This is the challenge Belgian theatre-maker Alexander Devriendt set seven actors—three from the Sydney Theatre Company's the Residents and four from his Belgian performance group Ontroerend Goed—to create a new play, A History of Everything.
They came up with a script that compresses about 14 billion years into 100 minutes of stage time. Each performance starts in the present, including the news of the day, and then works back to the Big Bang and into "nothingness".
"We all threw in ideas and came up with the stuff that fascinates us as human beings," Devriendt says. He was given free rein to create the show for the STC (in association with the Sydney Festival), after making an impression with his anarchic study of puberty, Once and for All We're Gonna Tell You Who We Are So Shut up and Listen (STC, 2009). The company's first visit to Sydney was with The Smile Off Your Face, in which participants were seated in a wheelchair, blindfolded and lightly bound, then guided through a series of sensual experiences (Sydney Festival, 2009).
"I always have these crazy ideas about making something that has never been seen before," Devriendt says. "I was reading about evolution and cosmos theory and I was finding it fascinating and baffling. I thought, 'I've read about the history of the world or the history of human civilisation but I've never seen a history of everything before, so let's try it.' It was a big idea but it needed to be personal."
Residents Zindzi Okenyo, Cameron Goodall and Tahki Saul went to Ghent, Belgium, to work with Ontroerend Goed. In the resulting show, Saul tackles most scientific discoveries, while Okenyo plays the US presidents, including Barack Obama. The entire cast impersonates our primate ancestors and amoeba.
"I also get to play Michael Jackson and do an impersonation of Darth Vader, something I've always wanted to do," Saul jokes. Okenyo says: "I get to play Tom Cruise, that's fun."
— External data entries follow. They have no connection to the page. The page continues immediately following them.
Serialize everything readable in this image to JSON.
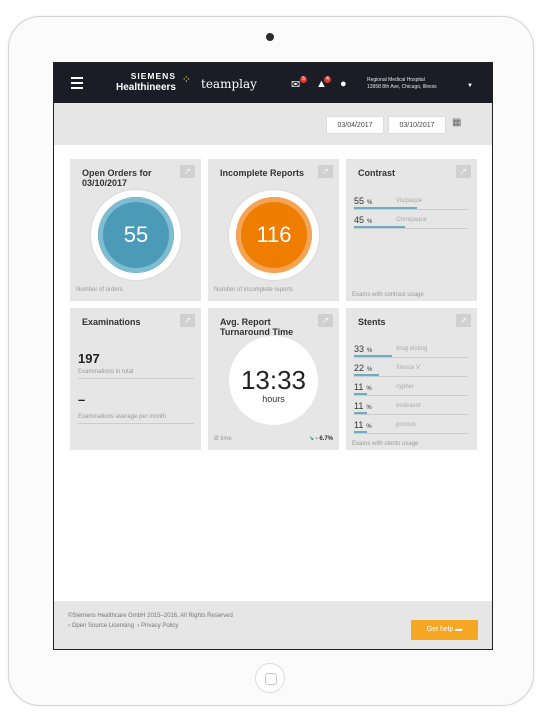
{
  "header": {
    "brand_line1": "SIEMENS",
    "brand_line2": "Healthineers",
    "app_name": "teamplay",
    "badges": {
      "messages": "5",
      "alerts": "4"
    },
    "hospital_name": "Regional Medical Hospital",
    "hospital_address": "13958 8th Ave, Chicago, Illinois"
  },
  "filter": {
    "start_date": "03/04/2017",
    "end_date": "03/10/2017"
  },
  "tiles": {
    "open_orders": {
      "title": "Open Orders for 03/10/2017",
      "value": "55",
      "footer": "Number of orders",
      "color": "#4a9ab8"
    },
    "incomplete_reports": {
      "title": "Incomplete Reports",
      "value": "116",
      "footer": "Number of incomplete reports",
      "color": "#ef7d00"
    },
    "contrast": {
      "title": "Contrast",
      "items": [
        {
          "value": "55",
          "unit": "%",
          "label": "Visipaque",
          "fraction": 0.55
        },
        {
          "value": "45",
          "unit": "%",
          "label": "Omnipaque",
          "fraction": 0.45
        }
      ],
      "footer": "Exams with contrast usage"
    },
    "examinations": {
      "title": "Examinations",
      "total": "197",
      "total_label": "Examinations in total",
      "average": "–",
      "average_label": "Examinations average per month"
    },
    "turnaround": {
      "title": "Avg. Report Turnaround Time",
      "time": "13:33",
      "unit": "hours",
      "footer": "Ø time",
      "trend": "- 6.7%"
    },
    "stents": {
      "title": "Stents",
      "items": [
        {
          "value": "33",
          "unit": "%",
          "label": "drug eluting",
          "fraction": 0.33
        },
        {
          "value": "22",
          "unit": "%",
          "label": "Xience V",
          "fraction": 0.22
        },
        {
          "value": "11",
          "unit": "%",
          "label": "cypher",
          "fraction": 0.11
        },
        {
          "value": "11",
          "unit": "%",
          "label": "endeavor",
          "fraction": 0.11
        },
        {
          "value": "11",
          "unit": "%",
          "label": "promus",
          "fraction": 0.11
        }
      ],
      "footer": "Exams with stents usage"
    }
  },
  "footer": {
    "copyright": "©Siemens Healthcare GmbH 2015–2016, All Rights Reserved",
    "link1": "Open Source Licensing",
    "link2": "Privacy Policy",
    "help_label": "Get help"
  }
}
The actors use handmade props and toys to tell the story, including cotton mushrooms to represent the A-bomb and a glass of water spilling across a map of the world to represent the tsunami of Boxing Day 2004. "It looks like we're just playing around," Saul says. "But it does make you think about whether or not you have a significant role to play in all this history."
Devriendt says the play is driven by questions of identity, memory and significance. "Do our memories decide who we are? I know I believe in human rights and I believe in love but those ideas are not mine, they come from all these other people throughout time," he says.
"That's what is fascinating.
"I wanted to make a play that doesn't make you feel insignificant; instead, it makes you feel treasured because of that insignificance."